The report Friday from the Labor Department showed the unemployment rate edged down from 3.7% to 3.5%, back to its July level. The unemployment rate in July and this month reached the lowest level since the pandemic erupted two years ago. The numbers are a dose of encouraging news that may mean the Federal Reserve’s drive to cool the job market and ease inflation is starting to progress.
A survey of economists by the data firm FactSet predicted that employers would add 250,000 jobs.
The Fed is engaged in an epic battle to rein in inflation, which was running at a 40-year high in June and has eased only slightly since. The Fed has raised its benchmark interest rate five times this year. It is aiming to slow economic growth enough to reduce annual price increases back toward its 2% target.

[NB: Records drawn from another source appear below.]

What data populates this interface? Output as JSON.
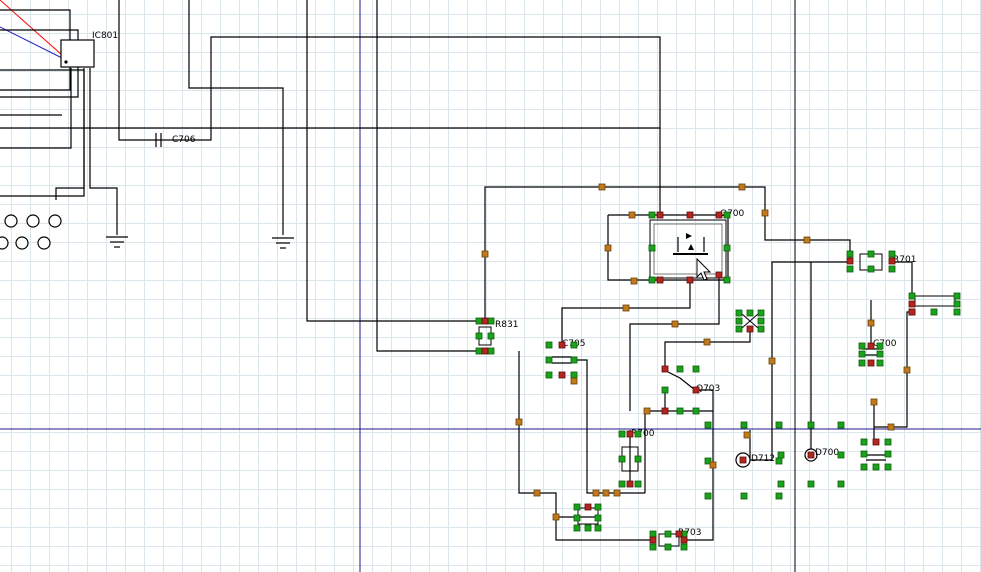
{
  "app": {
    "view": "pcb-schematic-canvas"
  },
  "colors": {
    "wire": "#000000",
    "pad_ok": "#1aa31a",
    "pad_conn": "#b3261e",
    "junction": "#c07a1c",
    "crosshair": "#1b1b8a",
    "grid": "#dbe6ec",
    "ratsnest_red": "#ff0000",
    "ratsnest_blue": "#2020d0"
  },
  "components": {
    "ic801": "IC801",
    "c706": "C706",
    "q700": "Q700",
    "r831": "R831",
    "c705": "C705",
    "q703": "Q703",
    "r700": "R700",
    "r703": "R703",
    "r701": "R701",
    "c700": "C700",
    "d712": "D712",
    "d700": "D700"
  },
  "cursor": {
    "icon": "arrow-pointer-icon"
  }
}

It has a long way to go. In August, one key measure of year-over-year inflation, the consumer price index, amounted to 8.3%.
Fed Chair Jerome Powell has warned bluntly that the inflation fight would “bring some pain,” notably in the form of layoffs and higher unemployment. Some economists remain hopeful that despite the persistent inflation pressures, the Fed will still manage to achieve a so-called soft landing: Slowing growth enough to tame inflation, without going so far as to tip the economy into recession.
The Associated Press contributed to this report.